▸ DATA TO USE
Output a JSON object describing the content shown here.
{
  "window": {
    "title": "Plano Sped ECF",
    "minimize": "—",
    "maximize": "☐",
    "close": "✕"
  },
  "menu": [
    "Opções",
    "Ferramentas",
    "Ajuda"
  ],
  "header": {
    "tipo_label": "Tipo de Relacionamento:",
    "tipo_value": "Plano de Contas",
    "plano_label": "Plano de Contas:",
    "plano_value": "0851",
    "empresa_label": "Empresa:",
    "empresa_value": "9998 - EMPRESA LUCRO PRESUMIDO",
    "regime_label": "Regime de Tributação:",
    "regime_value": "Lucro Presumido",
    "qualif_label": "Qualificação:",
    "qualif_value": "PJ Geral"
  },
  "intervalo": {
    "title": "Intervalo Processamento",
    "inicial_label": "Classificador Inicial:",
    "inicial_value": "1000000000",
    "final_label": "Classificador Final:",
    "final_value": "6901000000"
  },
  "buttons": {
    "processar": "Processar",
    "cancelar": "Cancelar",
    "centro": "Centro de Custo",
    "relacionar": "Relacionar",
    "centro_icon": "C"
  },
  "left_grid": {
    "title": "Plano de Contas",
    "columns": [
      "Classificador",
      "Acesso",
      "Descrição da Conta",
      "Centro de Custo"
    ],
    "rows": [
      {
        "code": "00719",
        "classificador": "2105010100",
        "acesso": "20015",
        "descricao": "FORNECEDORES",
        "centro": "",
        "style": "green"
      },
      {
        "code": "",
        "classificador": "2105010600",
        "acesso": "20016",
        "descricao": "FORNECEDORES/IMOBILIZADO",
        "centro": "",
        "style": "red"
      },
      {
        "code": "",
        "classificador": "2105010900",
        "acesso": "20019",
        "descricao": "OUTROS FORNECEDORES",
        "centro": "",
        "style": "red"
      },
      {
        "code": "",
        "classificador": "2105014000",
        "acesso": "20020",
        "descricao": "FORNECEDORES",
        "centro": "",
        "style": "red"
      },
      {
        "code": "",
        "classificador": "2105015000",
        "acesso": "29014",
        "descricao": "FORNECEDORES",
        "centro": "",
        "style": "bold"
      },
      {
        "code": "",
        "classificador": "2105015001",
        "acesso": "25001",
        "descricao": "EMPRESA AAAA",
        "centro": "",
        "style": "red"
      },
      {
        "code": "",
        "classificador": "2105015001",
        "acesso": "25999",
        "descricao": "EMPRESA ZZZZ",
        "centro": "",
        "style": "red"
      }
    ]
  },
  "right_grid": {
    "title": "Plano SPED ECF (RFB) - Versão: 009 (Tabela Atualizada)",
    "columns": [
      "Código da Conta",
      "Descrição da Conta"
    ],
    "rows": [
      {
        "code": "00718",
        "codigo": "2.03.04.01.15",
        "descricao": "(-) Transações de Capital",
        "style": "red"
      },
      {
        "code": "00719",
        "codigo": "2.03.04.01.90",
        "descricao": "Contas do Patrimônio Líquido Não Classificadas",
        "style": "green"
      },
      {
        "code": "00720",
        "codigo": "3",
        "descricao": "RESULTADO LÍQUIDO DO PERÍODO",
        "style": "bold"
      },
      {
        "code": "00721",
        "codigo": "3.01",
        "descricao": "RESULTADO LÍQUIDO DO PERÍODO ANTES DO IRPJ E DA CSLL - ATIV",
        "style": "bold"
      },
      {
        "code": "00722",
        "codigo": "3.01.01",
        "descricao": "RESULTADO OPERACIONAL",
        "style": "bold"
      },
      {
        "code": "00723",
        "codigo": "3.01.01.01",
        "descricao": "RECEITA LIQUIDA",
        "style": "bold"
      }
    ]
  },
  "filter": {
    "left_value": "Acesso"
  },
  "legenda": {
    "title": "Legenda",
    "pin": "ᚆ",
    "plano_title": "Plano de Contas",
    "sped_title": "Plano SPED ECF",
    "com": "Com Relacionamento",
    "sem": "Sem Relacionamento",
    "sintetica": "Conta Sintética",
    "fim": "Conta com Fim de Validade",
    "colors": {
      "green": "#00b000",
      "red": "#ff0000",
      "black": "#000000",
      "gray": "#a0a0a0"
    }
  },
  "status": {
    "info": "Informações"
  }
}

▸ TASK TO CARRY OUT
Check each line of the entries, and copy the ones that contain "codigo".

▸ WRITTEN ANSWER
        "codigo": "2.03.04.01.15",
        "codigo": "2.03.04.01.90",
        "codigo": "3",
        "codigo": "3.01",
        "codigo": "3.01.01",
        "codigo": "3.01.01.01",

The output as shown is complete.